“As an American Muslim, I live daily the challenges of being a minority,” he said. “With my expertise … and leadership roles … I want to contribute and give back to my community.”
Dr. Khan does have some concerns about the way Muslims are portrayed by some in the district; he points to his own daughter’s experience in a middle-school discussion about the terrorist attacks of 9/11.
“Are there bad Muslims, yes. But there are bad people in every religion. And there are many Muslims who are contributing to society,” he said. “We need to bring some perspective.”
But his interests are much broader, he said. As a board member, Khan said, he would work to improve the district’s average ACT score, now at 22; and a relatively high dropout rate for its African-American students. He wants to see more workforce opportunities for students who are not college-bound and would work to improve the lines of communication between the board and teachers, some of whom left in the pandemic because they didn’t feel their concerns were being heard.
“Teachers are the backbone of our schools …. and we need to address the concerns of all stakeholders,” he said.

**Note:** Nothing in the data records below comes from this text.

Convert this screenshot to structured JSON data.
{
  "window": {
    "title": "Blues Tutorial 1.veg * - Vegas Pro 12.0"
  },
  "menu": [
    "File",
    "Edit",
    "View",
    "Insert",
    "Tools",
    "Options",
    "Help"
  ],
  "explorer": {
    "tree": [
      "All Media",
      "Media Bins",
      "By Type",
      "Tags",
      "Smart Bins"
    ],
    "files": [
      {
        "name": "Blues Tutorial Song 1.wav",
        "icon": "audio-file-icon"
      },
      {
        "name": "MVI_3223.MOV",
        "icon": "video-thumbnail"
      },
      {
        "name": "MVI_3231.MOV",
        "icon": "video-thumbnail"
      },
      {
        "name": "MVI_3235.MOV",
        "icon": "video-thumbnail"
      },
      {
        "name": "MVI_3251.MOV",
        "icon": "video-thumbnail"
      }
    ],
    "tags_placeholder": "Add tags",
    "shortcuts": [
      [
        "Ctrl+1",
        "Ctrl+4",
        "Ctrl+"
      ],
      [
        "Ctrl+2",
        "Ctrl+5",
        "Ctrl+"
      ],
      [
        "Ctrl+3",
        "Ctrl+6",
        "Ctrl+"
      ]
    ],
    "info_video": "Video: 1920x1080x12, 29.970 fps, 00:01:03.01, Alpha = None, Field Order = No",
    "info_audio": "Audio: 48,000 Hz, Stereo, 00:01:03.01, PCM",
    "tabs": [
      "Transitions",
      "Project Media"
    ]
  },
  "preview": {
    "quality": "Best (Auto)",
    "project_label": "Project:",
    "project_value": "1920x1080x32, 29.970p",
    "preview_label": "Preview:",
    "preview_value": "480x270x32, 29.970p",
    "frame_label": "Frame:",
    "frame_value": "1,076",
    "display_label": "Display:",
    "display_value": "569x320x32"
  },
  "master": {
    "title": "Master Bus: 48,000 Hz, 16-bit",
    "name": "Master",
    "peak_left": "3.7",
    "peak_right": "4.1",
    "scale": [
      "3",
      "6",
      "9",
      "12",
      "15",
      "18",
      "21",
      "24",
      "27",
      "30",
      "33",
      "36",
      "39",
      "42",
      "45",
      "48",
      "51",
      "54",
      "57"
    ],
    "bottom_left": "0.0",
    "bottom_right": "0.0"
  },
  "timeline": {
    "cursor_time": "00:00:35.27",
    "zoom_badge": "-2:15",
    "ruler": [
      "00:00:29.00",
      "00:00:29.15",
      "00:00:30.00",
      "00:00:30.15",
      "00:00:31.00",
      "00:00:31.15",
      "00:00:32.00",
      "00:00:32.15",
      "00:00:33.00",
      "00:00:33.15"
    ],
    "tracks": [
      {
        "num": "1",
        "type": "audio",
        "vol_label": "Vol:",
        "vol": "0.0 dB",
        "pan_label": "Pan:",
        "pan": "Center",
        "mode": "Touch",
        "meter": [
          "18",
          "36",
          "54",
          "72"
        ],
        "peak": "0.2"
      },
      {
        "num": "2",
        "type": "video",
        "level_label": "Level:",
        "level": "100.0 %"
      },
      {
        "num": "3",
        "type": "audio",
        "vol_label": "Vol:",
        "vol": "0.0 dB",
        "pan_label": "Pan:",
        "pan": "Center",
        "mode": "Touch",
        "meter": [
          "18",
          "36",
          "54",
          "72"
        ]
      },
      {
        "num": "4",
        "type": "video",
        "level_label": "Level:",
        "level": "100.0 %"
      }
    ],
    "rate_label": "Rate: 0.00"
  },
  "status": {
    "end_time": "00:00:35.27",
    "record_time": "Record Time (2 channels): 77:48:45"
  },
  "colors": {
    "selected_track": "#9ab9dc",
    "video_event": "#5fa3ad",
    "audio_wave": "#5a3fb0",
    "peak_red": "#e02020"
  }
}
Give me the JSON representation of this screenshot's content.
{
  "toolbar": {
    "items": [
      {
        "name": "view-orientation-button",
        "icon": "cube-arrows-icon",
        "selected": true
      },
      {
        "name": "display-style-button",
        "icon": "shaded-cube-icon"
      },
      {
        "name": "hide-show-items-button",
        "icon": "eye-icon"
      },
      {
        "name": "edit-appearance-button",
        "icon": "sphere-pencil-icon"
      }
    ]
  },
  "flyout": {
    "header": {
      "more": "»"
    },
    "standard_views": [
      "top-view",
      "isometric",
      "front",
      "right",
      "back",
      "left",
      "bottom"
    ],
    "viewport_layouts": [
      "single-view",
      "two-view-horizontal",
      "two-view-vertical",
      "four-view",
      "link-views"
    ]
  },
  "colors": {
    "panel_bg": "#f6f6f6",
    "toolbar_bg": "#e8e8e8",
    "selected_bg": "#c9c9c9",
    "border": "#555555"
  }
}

Dr. Khan, who was the third-highest vote-getter in a primary field of six, said he has been subjected to some hostility he believes is rooted in Islamophobia, including people refusing to accept his flyers or even hear him out when he is working the phone bank.
Their concerns, he said, are unfounded.
“My faith is my personal beliefs; it’s between me and the Lord. …And it has to be completely separate from political office,” he said. “I’m really running in a good-faith effort to bring more diversity and representation to the board.”
FROM THE U.N. TO MADISON
Syed Abbas is a project manager for an energy efficiency nonprofit in Madison, where he has lived for the last five years.
Abbas, 34, had worked for the Pakistani diplomatic mission to the United Nations in New York before moving with his wife, Holly Burns, back to her hometown in 2016.
He traces his interests in politics to his teenage years growing up in Pakistan, where he was active in Youth for Human Rights International and other student-level political organizations.
“We were very keen on international relationships and how we connect the dots. … But we did not have a strong connection with local government; there was a lot of corruption,” he said.
“When I moved to the United States and then Madison, and I started raising my two daughters here, I decided it was very important for me to be part of this community and part of the system, to make sure people like me — other immigrants and people of color — have more access.”
Like the other candidates, Abbas is deeply connected to and proud of his Muslim faith but sees that as distinctly separate from his role in representing his constituents.
“Yes, religion has had a personal influence on me, but on a policy level, I try to keep that separate.”